Copy each line of the data beneath in which the word "JSON" appears.

#### DATA EXTRACTS ####

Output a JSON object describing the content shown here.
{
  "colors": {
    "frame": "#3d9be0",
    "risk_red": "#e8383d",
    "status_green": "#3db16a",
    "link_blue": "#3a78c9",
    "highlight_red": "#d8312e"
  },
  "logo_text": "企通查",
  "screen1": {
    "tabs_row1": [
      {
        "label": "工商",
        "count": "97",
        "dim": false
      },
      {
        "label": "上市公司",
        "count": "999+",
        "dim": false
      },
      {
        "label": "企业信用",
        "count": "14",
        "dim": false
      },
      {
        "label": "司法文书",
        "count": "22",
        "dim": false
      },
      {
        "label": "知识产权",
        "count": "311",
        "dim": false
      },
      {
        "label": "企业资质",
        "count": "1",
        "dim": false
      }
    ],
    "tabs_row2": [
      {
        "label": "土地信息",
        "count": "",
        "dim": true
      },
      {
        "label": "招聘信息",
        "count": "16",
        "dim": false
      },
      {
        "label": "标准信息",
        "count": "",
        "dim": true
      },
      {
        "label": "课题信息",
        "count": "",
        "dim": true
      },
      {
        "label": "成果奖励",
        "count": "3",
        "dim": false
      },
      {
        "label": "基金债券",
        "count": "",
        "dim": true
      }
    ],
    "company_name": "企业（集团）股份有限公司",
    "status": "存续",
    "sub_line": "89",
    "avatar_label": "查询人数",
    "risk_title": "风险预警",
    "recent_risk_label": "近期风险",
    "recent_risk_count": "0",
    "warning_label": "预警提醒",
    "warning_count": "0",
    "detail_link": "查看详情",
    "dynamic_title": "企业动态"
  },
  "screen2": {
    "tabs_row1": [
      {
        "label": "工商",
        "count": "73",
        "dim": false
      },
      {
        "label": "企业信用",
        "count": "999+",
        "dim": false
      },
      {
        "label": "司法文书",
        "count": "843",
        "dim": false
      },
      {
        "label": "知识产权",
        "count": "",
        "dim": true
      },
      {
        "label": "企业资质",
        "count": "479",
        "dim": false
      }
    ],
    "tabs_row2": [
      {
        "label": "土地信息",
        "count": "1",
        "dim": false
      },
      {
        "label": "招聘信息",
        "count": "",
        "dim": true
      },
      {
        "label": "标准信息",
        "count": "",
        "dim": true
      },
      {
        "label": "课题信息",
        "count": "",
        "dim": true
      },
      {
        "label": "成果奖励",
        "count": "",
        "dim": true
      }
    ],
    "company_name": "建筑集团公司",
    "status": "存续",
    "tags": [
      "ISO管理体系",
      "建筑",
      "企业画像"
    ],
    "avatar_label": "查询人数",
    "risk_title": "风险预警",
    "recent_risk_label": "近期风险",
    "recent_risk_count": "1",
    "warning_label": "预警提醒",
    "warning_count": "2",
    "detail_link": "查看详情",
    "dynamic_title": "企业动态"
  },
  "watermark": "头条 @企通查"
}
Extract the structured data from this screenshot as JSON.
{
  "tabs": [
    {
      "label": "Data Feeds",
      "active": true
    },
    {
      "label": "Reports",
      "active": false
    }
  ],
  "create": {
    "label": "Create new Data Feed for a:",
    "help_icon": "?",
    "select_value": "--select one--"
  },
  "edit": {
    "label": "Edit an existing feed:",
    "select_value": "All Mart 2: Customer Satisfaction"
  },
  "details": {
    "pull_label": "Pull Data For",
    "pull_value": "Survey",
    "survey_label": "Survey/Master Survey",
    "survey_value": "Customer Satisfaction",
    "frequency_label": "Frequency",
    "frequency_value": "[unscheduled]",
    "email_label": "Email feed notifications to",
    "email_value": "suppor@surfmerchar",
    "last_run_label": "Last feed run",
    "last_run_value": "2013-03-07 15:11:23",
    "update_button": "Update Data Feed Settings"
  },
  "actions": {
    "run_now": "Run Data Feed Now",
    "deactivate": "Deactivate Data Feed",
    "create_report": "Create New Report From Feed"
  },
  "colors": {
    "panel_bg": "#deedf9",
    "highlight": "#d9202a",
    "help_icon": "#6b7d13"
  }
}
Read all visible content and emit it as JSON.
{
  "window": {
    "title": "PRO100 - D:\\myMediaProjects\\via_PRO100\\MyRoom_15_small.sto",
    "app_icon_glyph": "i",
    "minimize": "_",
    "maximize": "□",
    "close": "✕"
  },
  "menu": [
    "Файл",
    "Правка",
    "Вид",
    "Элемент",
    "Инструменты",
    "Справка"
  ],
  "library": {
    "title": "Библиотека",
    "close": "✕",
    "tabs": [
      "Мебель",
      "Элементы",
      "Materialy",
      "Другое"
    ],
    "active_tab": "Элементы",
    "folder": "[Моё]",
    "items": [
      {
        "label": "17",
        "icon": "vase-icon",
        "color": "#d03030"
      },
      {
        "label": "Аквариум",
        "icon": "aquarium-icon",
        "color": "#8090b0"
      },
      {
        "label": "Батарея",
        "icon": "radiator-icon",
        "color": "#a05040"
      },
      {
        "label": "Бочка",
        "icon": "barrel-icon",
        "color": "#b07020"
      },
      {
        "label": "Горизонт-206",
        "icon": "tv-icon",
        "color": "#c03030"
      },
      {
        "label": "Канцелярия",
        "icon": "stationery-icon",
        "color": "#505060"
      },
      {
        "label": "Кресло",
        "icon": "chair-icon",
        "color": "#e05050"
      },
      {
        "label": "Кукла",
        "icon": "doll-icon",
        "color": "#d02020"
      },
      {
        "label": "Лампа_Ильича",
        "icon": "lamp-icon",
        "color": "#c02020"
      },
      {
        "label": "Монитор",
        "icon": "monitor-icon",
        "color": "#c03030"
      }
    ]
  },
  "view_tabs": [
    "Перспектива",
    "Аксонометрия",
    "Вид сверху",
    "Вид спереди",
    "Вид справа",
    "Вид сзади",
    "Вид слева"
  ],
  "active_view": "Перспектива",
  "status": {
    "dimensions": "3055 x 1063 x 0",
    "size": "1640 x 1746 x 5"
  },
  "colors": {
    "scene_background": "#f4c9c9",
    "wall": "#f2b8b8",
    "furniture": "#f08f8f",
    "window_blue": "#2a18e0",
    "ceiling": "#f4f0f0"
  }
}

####

- **RESULT FOR THIS TASK**
Output a JSON object describing the content shown here.
Extract the structured data from this screenshot as JSON.
Read all visible content and emit it as JSON.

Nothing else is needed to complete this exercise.